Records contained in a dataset

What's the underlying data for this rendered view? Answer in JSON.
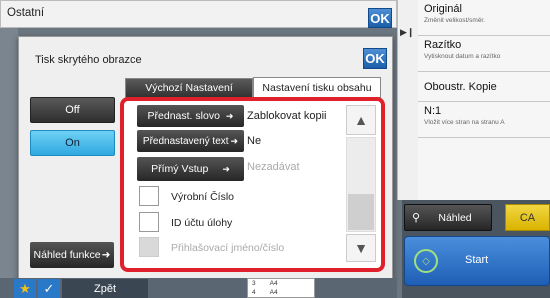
{
  "top": {
    "title": "Ostatní",
    "ok": "OK"
  },
  "dialog": {
    "title": "Tisk skrytého obrazce",
    "ok": "OK"
  },
  "tabs": [
    {
      "label": "Výchozí Nastavení"
    },
    {
      "label": "Nastavení tisku obsahu"
    }
  ],
  "toggle": {
    "off": "Off",
    "on": "On",
    "selected": "On"
  },
  "settings": [
    {
      "button": "Přednast. slovo",
      "value": "Zablokovat kopii"
    },
    {
      "button": "Přednastavený text",
      "value": "Ne"
    },
    {
      "button": "Přímý Vstup",
      "value": "Nezadávat"
    }
  ],
  "checks": [
    {
      "label": "Výrobní Číslo",
      "enabled": true
    },
    {
      "label": "ID účtu úlohy",
      "enabled": true
    },
    {
      "label": "Přihlašovací jméno/číslo",
      "enabled": false
    }
  ],
  "preview_button": "Náhled funkce",
  "right_panel": {
    "items": [
      {
        "title": "Originál",
        "sub": "Změnit velikost/směr."
      },
      {
        "title": "Razítko",
        "sub": "Vytisknout datum a razítko"
      },
      {
        "title": "Oboustr. Kopie",
        "sub": ""
      },
      {
        "title": "N:1",
        "sub": "Vložit více stran na stranu A"
      }
    ],
    "preview": "Náhled",
    "ca": "CA",
    "start": "Start"
  },
  "bottom": {
    "back": "Zpět",
    "tray_rows": [
      {
        "num": "3",
        "size": "A4"
      },
      {
        "num": "4",
        "size": "A4"
      }
    ]
  },
  "colors": {
    "accent_blue": "#1b5faa",
    "highlight": "#e0202a",
    "on_cyan": "#35b8ec",
    "ca_yellow": "#e6c51a",
    "start_blue": "#2b6fc4"
  }
}
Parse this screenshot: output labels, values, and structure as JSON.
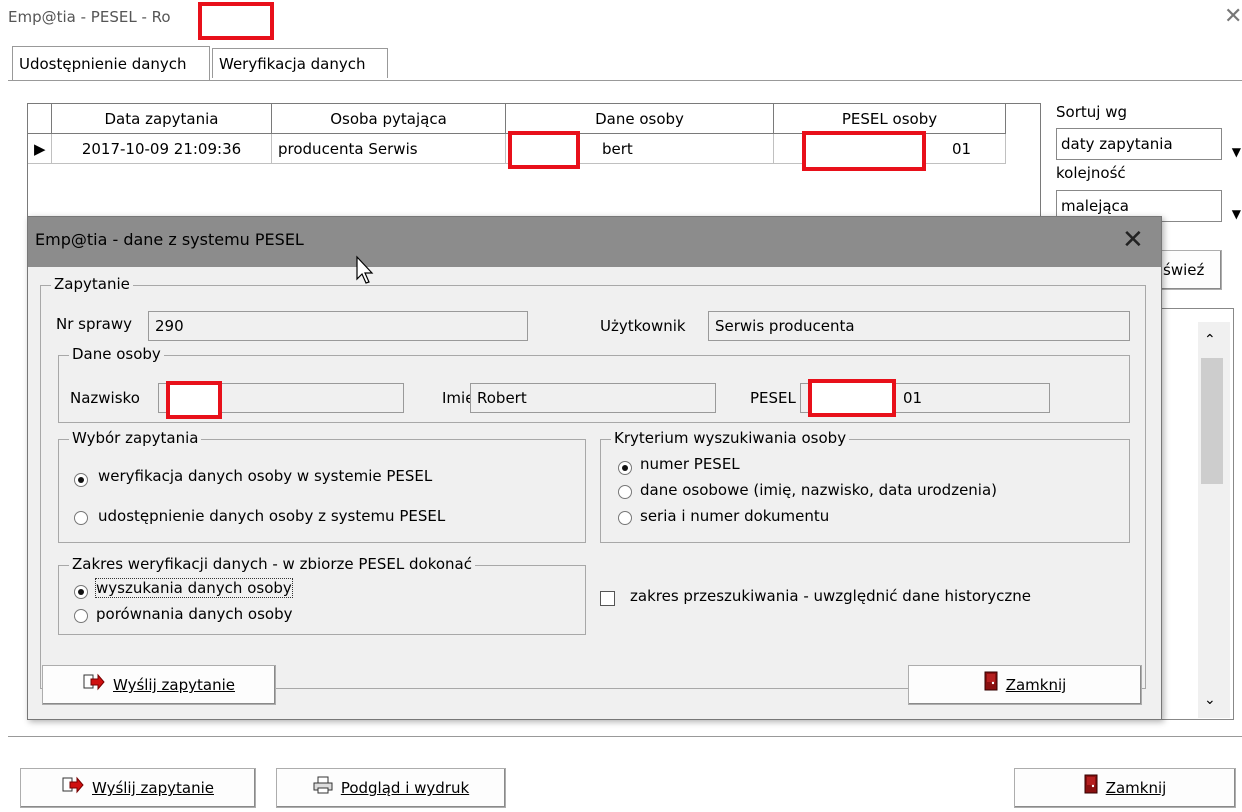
{
  "window": {
    "title": "Emp@tia - PESEL - Ro"
  },
  "tabs": [
    "Udostępnienie danych",
    "Weryfikacja danych"
  ],
  "grid": {
    "columns": [
      "Data zapytania",
      "Osoba pytająca",
      "Dane osoby",
      "PESEL osoby"
    ],
    "rows": [
      {
        "date": "2017-10-09 21:09:36",
        "requester": "producenta Serwis",
        "person": "bert",
        "pesel": "01"
      }
    ]
  },
  "side": {
    "sort_label": "Sortuj wg",
    "sort_value": "daty zapytania",
    "order_label": "kolejność",
    "order_value": "malejąca",
    "refresh_label": "świeź"
  },
  "dialog": {
    "title": "Emp@tia - dane z systemu PESEL",
    "query_group": "Zapytanie",
    "case_label": "Nr sprawy",
    "case_value": "290",
    "user_label": "Użytkownik",
    "user_value": "Serwis producenta",
    "person_group": "Dane osoby",
    "surname_label": "Nazwisko",
    "surname_value": "",
    "name_label": "Imię",
    "name_value": "Robert",
    "pesel_label": "PESEL",
    "pesel_value": "01",
    "choice_group": "Wybór zapytania",
    "choice_options": [
      "weryfikacja danych osoby w systemie PESEL",
      "udostępnienie danych osoby z systemu PESEL"
    ],
    "criteria_group": "Kryterium wyszukiwania osoby",
    "criteria_options": [
      "numer PESEL",
      "dane osobowe (imię, nazwisko, data urodzenia)",
      "seria i numer dokumentu"
    ],
    "scope_group": "Zakres weryfikacji danych - w zbiorze PESEL dokonać",
    "scope_options": [
      "wyszukania danych osoby",
      "porównania danych osoby"
    ],
    "history_label": "zakres przeszukiwania - uwzględnić dane historyczne",
    "send_button": "Wyślij zapytanie",
    "close_button": "Zamknij"
  },
  "footer": {
    "send_button": "Wyślij zapytanie",
    "preview_button": "Podgląd i wydruk",
    "close_button": "Zamknij"
  },
  "colors": {
    "redaction": "#e8101a",
    "dialog_titlebar": "#8c8c8c"
  }
}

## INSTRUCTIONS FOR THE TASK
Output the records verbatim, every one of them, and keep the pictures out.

## SOLUTION TO THE EXERCISE
What's the underlying data for this rendered view? Answer in JSON.
{
  "top": {
    "title": "Ostatní",
    "ok": "OK"
  },
  "dialog": {
    "title": "Tisk skrytého obrazce",
    "ok": "OK"
  },
  "tabs": [
    {
      "label": "Výchozí Nastavení"
    },
    {
      "label": "Nastavení tisku obsahu"
    }
  ],
  "toggle": {
    "off": "Off",
    "on": "On",
    "selected": "On"
  },
  "settings": [
    {
      "button": "Přednast. slovo",
      "value": "Zablokovat kopii"
    },
    {
      "button": "Přednastavený text",
      "value": "Ne"
    },
    {
      "button": "Přímý Vstup",
      "value": "Nezadávat"
    }
  ],
  "checks": [
    {
      "label": "Výrobní Číslo",
      "enabled": true
    },
    {
      "label": "ID účtu úlohy",
      "enabled": true
    },
    {
      "label": "Přihlašovací jméno/číslo",
      "enabled": false
    }
  ],
  "preview_button": "Náhled funkce",
  "right_panel": {
    "items": [
      {
        "title": "Originál",
        "sub": "Změnit velikost/směr."
      },
      {
        "title": "Razítko",
        "sub": "Vytisknout datum a razítko"
      },
      {
        "title": "Oboustr. Kopie",
        "sub": ""
      },
      {
        "title": "N:1",
        "sub": "Vložit více stran na stranu A"
      }
    ],
    "preview": "Náhled",
    "ca": "CA",
    "start": "Start"
  },
  "bottom": {
    "back": "Zpět",
    "tray_rows": [
      {
        "num": "3",
        "size": "A4"
      },
      {
        "num": "4",
        "size": "A4"
      }
    ]
  },
  "colors": {
    "accent_blue": "#1b5faa",
    "highlight": "#e0202a",
    "on_cyan": "#35b8ec",
    "ca_yellow": "#e6c51a",
    "start_blue": "#2b6fc4"
  }
}
Parse this screenshot: output labels, values, and structure as JSON.
{
  "window": {
    "title": "Emp@tia - PESEL - Ro"
  },
  "tabs": [
    "Udostępnienie danych",
    "Weryfikacja danych"
  ],
  "grid": {
    "columns": [
      "Data zapytania",
      "Osoba pytająca",
      "Dane osoby",
      "PESEL osoby"
    ],
    "rows": [
      {
        "date": "2017-10-09 21:09:36",
        "requester": "producenta Serwis",
        "person": "bert",
        "pesel": "01"
      }
    ]
  },
  "side": {
    "sort_label": "Sortuj wg",
    "sort_value": "daty zapytania",
    "order_label": "kolejność",
    "order_value": "malejąca",
    "refresh_label": "świeź"
  },
  "dialog": {
    "title": "Emp@tia - dane z systemu PESEL",
    "query_group": "Zapytanie",
    "case_label": "Nr sprawy",
    "case_value": "290",
    "user_label": "Użytkownik",
    "user_value": "Serwis producenta",
    "person_group": "Dane osoby",
    "surname_label": "Nazwisko",
    "surname_value": "",
    "name_label": "Imię",
    "name_value": "Robert",
    "pesel_label": "PESEL",
    "pesel_value": "01",
    "choice_group": "Wybór zapytania",
    "choice_options": [
      "weryfikacja danych osoby w systemie PESEL",
      "udostępnienie danych osoby z systemu PESEL"
    ],
    "criteria_group": "Kryterium wyszukiwania osoby",
    "criteria_options": [
      "numer PESEL",
      "dane osobowe (imię, nazwisko, data urodzenia)",
      "seria i numer dokumentu"
    ],
    "scope_group": "Zakres weryfikacji danych - w zbiorze PESEL dokonać",
    "scope_options": [
      "wyszukania danych osoby",
      "porównania danych osoby"
    ],
    "history_label": "zakres przeszukiwania - uwzględnić dane historyczne",
    "send_button": "Wyślij zapytanie",
    "close_button": "Zamknij"
  },
  "footer": {
    "send_button": "Wyślij zapytanie",
    "preview_button": "Podgląd i wydruk",
    "close_button": "Zamknij"
  },
  "colors": {
    "redaction": "#e8101a",
    "dialog_titlebar": "#8c8c8c"
  }
}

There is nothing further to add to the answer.